The Japanese had influxes of Chinese culture every half dozen centuries or so, going way back (it would take some digging to figure out the peak periods) so the fact that toasting was introduced to Japan around 1850 would make it likely that it was newer to China than ancient times, or else there’s a decent likelihood that it would have been taken up in Japan as well (though, that’s not conclusive). I’d guess that it was introduced to China sometime in the 1500-1800 period, and that’s perfectly sufficient for it to reach the backwaters.

I think toasting is universal, but clinking the glasses together is an American custom.

Apparently, it used to be (and may still be) a no-no to clink beer glasses together in Hungary. So the story goes, a Hungarian rebellion was put down in 1849 by the Austrians, who merrily clinked their beer glasses together as the rebel leaders were executed, and Hungary vowed not to do so for 150 years. Some of the sources I have looked at say it’s still an observed tradition, and some say no one other than overly patriotic old coots give a damn anymore. Be careful on your next pub crawl in Budapest, in any case.

Lived in China and everyone did it saying, “Gan Bei*!”

Clinked glasses, the whole thing.

*Dry cup

I’m told this is also very important in Germany.

The only place I’ve ever heard “chin, chin,” was in the 1986 film Withnail & I.

I’ve been saying it ever since, as Withnail has become my lifestyle guru.

I think I first heard it watching this classic series back in '92.

Be advised: NSFW.

The host explains the rules of the game starting around the 4:00 mark. :cool:

BTW (IIRC), the name of the establishment in the Russian version of Cheers! wasn’t “Do dnya!” (also translated as “Drink up!”) but “bar ‘U Sama’,” literally “by Sam”; or, in French, “Chez Sam.” (We would probably say “Sam’s Place.”)

Yeah, I was living there when the 150 year prohibition was up (which appears to be a time period made up well after-the-fact, from what I can research, but that’s the story you get in Hungary), and my recollection is that some people did start clinking glasses again. It was absolutely a social faux pas to do so in 1998 and I think through 1999, but in 2000 it seemed to not be seen as a mortal sin. Before clinking glasses, the traditional way to do a cheers in Hungary was to nod your mug toward those you are toasting while looking them in the eyes (eye contact was important), along with saying egészségedre (“to your health,” or one of its more specifically conjugated variants like egészségūnkre, “to our health”), tapping the mug on the table instead of clinking, and drinking up.

L’chiam!

To life! Traditional Jewish toast.

In Russia you always clink glasses except when the toast is in memory of someone who has died.

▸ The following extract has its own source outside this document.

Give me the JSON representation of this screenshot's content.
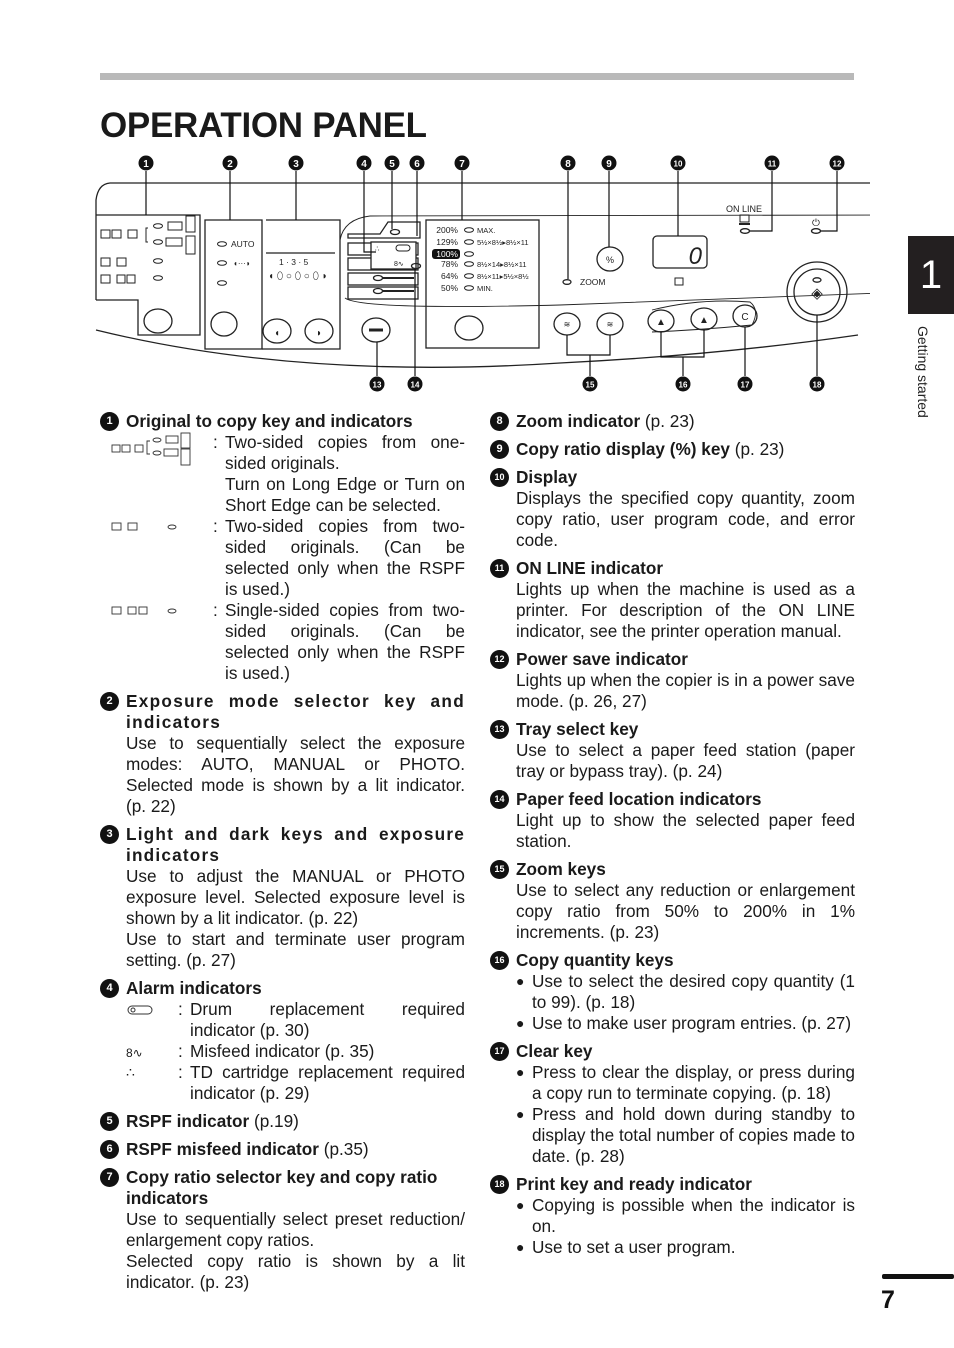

Then you just raise your glasses instead. In general, Russian drinking culture involves sometimes quite elaborate and lengthy toasts.

Chinese toast and say 干杯 aka “dry the cup” aka bottoms up. Depending on context it may or may not mean chugging the glass. Typically it’s a 4-6 ounce glass. If you go back to the 80’s or 90’s, most restaurants and families didn’t have a separate glass for drinking. But they would have a big ol’ stack of ceramic bowls, which would be your beer glass.

Tibetan’s give an offering to the gods. Dip their left hand ring finger into the drink, then flick a drop back over their shoulders. tres cool.

Germans clink the base of the beer glass and not the top.